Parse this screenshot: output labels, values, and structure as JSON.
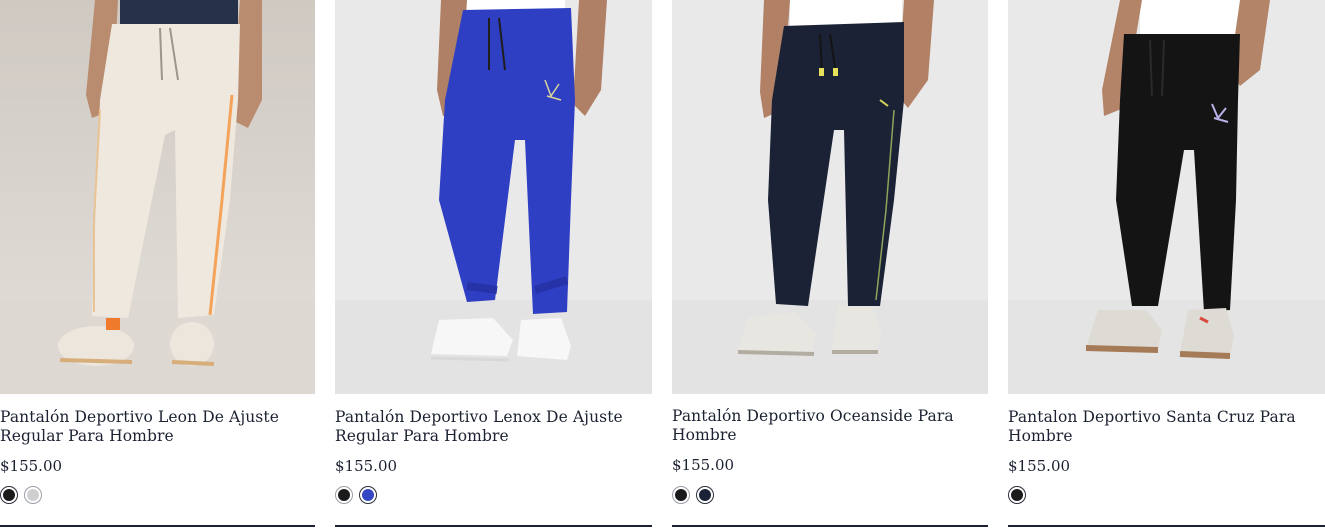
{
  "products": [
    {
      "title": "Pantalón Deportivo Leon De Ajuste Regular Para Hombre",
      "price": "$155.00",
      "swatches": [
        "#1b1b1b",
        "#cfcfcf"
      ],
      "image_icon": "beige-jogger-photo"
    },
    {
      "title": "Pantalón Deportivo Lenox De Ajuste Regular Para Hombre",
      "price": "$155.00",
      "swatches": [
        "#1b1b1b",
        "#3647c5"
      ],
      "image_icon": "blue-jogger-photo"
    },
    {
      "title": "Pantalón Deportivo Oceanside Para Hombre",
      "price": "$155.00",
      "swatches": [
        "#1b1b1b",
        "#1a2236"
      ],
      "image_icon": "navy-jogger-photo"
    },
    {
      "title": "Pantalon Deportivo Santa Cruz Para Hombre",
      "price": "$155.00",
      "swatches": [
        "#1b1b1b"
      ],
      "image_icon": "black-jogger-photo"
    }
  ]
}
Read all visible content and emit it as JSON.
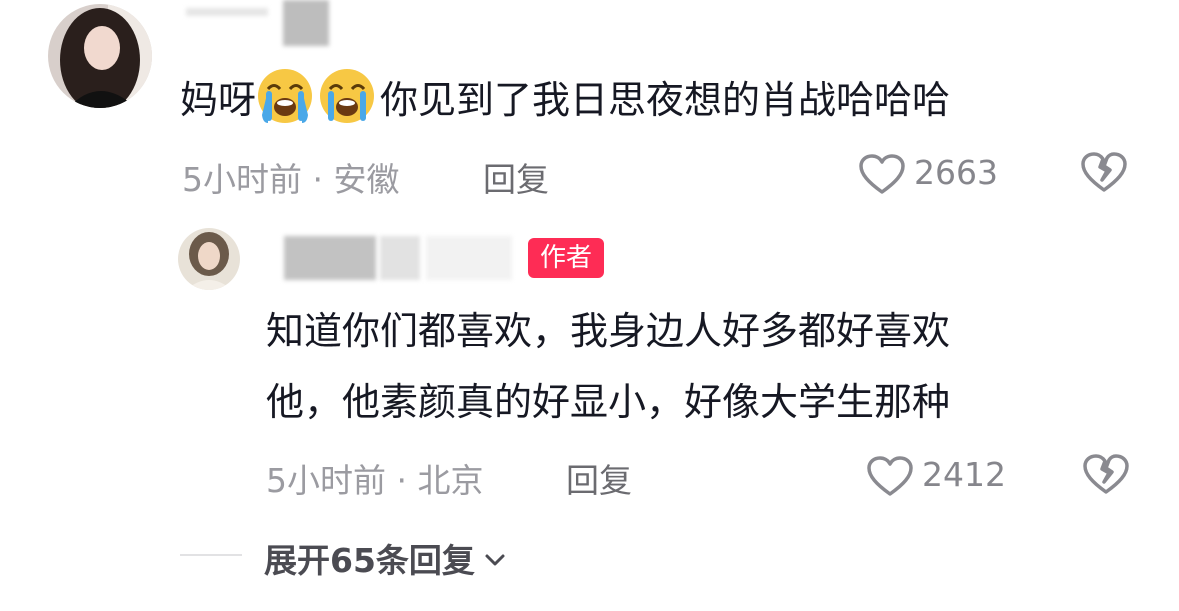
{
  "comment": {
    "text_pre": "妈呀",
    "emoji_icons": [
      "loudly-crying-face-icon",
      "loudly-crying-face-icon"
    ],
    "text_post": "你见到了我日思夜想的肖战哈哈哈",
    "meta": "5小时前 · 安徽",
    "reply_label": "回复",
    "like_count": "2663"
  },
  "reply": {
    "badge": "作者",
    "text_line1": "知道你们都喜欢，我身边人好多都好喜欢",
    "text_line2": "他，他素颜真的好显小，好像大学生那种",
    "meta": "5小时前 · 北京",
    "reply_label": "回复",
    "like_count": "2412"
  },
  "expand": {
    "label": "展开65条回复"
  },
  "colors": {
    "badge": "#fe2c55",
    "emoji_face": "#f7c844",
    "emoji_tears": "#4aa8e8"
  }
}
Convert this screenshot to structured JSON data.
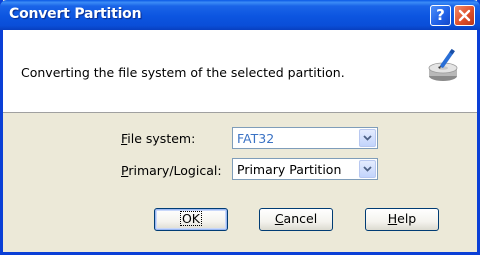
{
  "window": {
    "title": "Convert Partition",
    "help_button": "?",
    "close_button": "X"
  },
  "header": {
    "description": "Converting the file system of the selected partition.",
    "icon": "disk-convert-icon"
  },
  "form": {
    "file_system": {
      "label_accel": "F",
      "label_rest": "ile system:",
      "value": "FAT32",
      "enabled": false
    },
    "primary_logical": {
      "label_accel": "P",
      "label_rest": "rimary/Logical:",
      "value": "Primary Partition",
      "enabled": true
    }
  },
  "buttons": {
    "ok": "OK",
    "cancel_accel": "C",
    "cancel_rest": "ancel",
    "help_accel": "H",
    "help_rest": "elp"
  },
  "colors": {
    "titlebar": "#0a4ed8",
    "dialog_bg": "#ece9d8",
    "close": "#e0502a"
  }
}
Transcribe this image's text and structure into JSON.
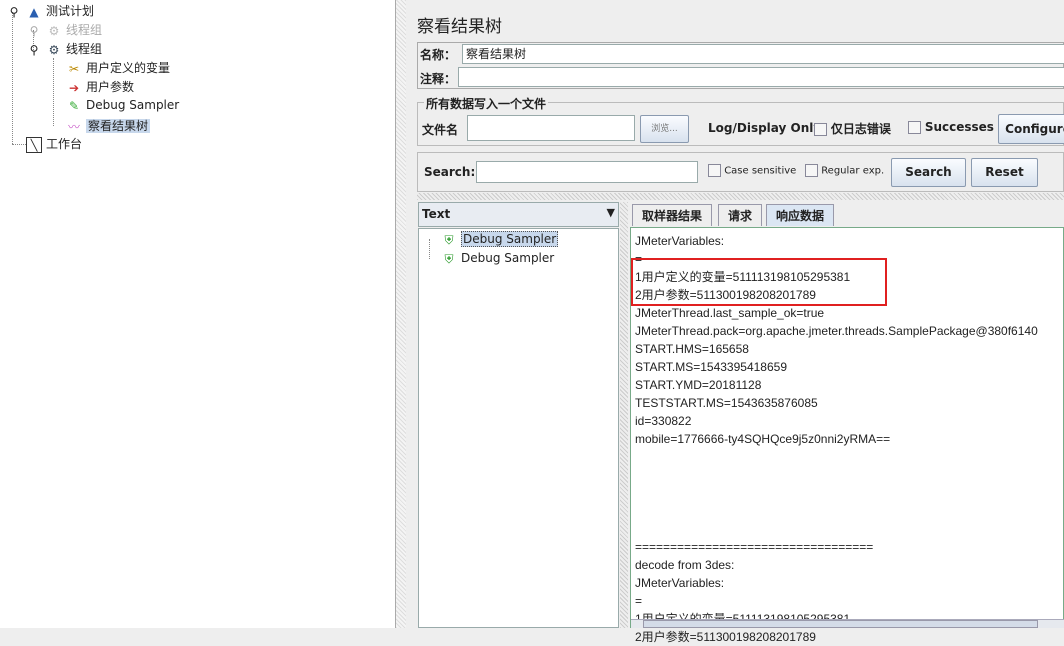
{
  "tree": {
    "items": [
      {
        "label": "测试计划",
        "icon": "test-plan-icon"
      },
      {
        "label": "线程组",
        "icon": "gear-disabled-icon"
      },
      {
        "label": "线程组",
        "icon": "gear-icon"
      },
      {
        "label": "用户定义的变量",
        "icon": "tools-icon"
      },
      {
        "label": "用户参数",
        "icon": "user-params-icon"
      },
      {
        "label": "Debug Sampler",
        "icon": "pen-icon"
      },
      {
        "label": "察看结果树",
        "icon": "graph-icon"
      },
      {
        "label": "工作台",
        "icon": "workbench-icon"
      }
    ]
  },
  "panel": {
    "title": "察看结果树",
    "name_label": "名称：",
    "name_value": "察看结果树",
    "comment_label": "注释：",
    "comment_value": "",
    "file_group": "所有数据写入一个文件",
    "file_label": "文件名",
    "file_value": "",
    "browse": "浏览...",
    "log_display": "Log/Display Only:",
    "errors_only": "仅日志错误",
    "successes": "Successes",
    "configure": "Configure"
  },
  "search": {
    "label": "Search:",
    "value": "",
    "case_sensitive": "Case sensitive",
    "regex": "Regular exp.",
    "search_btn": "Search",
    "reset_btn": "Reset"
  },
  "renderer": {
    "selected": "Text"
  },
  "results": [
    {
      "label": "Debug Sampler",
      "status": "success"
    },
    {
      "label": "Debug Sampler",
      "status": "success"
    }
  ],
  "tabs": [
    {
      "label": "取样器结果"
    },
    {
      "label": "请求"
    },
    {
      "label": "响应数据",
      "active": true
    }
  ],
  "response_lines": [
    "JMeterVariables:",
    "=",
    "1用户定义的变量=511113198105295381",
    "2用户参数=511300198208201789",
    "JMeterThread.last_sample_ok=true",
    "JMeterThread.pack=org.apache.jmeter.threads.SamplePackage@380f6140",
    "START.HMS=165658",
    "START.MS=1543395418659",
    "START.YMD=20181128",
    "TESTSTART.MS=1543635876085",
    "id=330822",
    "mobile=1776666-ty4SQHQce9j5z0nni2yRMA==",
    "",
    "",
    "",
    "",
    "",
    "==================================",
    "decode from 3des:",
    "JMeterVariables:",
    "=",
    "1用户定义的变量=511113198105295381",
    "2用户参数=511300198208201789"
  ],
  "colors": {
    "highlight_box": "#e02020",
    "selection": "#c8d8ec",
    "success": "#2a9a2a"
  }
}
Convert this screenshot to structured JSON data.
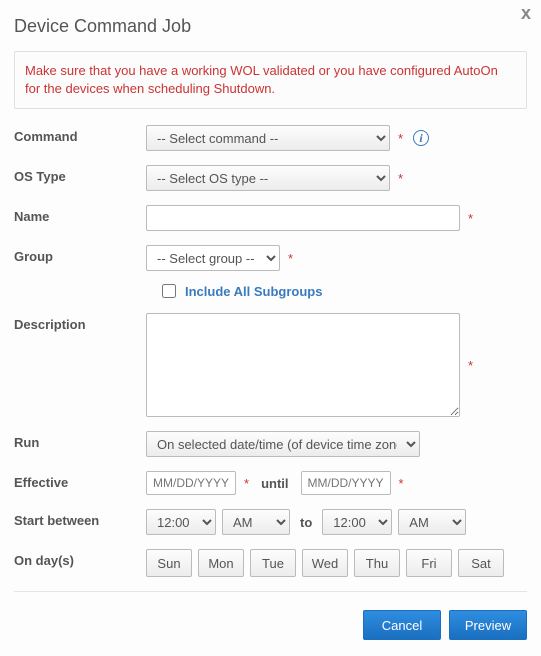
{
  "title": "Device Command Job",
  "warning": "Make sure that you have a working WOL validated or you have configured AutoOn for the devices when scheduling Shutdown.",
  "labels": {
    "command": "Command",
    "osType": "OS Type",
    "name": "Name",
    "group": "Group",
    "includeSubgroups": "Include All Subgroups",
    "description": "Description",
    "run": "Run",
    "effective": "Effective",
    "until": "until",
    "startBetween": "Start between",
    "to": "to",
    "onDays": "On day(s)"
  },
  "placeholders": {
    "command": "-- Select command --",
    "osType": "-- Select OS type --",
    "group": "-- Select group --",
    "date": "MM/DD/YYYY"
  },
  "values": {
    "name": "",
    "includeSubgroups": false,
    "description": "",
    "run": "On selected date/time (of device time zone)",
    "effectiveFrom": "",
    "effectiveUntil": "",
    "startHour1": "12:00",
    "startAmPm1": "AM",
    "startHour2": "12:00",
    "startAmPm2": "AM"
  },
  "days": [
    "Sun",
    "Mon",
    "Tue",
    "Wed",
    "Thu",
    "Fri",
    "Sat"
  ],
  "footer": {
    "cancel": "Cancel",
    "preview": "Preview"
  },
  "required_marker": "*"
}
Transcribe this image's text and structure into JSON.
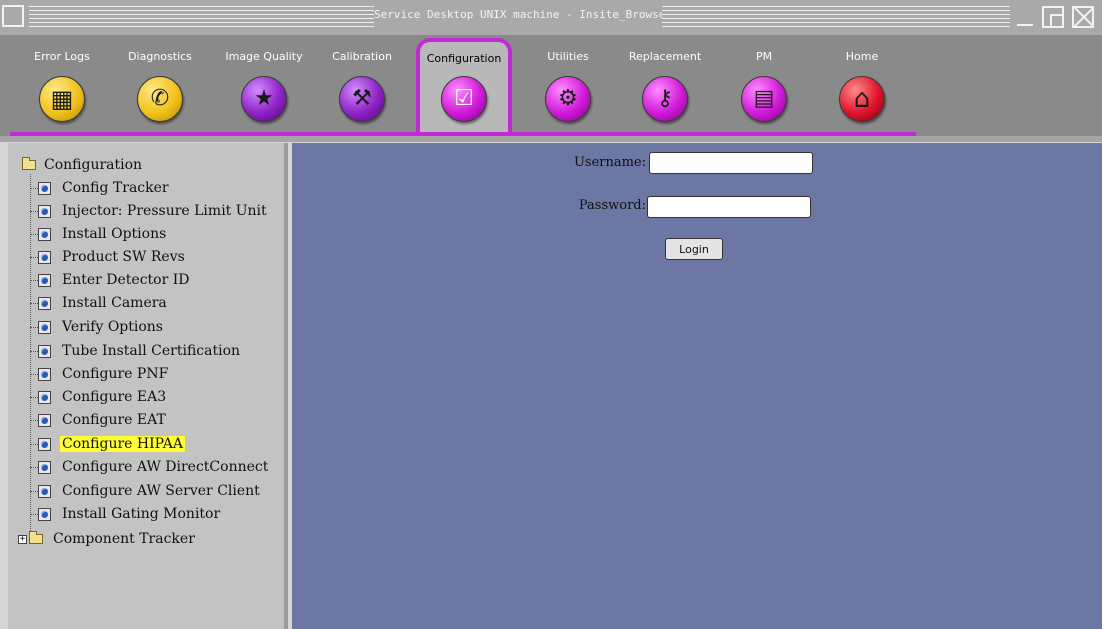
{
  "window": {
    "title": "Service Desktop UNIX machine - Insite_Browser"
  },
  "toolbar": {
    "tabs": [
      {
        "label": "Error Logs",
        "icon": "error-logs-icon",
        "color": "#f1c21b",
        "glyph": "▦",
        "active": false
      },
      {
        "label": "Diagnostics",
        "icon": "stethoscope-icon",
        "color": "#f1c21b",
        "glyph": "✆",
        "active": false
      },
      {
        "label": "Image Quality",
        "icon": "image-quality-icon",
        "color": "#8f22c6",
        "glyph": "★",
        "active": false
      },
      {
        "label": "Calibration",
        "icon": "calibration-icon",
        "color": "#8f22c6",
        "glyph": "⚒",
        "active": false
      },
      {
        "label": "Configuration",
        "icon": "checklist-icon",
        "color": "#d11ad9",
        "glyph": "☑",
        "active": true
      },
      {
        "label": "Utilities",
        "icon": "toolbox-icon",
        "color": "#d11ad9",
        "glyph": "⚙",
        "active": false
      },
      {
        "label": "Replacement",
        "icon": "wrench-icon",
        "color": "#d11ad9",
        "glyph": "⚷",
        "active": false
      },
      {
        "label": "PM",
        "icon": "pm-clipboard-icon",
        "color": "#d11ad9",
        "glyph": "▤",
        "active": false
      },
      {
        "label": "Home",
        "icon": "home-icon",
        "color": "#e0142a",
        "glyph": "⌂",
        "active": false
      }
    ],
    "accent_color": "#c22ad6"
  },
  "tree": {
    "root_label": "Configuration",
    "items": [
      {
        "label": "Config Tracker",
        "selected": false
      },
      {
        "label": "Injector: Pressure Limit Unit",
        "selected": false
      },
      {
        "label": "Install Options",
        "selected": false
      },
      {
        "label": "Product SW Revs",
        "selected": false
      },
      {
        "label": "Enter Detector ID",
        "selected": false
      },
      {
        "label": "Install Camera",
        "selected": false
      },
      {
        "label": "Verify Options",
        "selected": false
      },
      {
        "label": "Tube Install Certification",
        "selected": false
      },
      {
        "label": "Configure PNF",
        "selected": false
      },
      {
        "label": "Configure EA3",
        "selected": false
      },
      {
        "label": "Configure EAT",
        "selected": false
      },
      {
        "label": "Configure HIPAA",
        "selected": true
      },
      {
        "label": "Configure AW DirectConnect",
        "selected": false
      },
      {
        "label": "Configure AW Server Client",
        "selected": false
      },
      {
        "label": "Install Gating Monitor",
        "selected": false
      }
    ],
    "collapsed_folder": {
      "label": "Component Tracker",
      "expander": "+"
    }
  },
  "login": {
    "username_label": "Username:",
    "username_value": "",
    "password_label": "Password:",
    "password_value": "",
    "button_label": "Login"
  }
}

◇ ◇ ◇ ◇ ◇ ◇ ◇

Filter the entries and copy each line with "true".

      "enabled": true
      "active": true
    "JMeterThread.last_sample_ok=true",
        "active": true
        "selected": true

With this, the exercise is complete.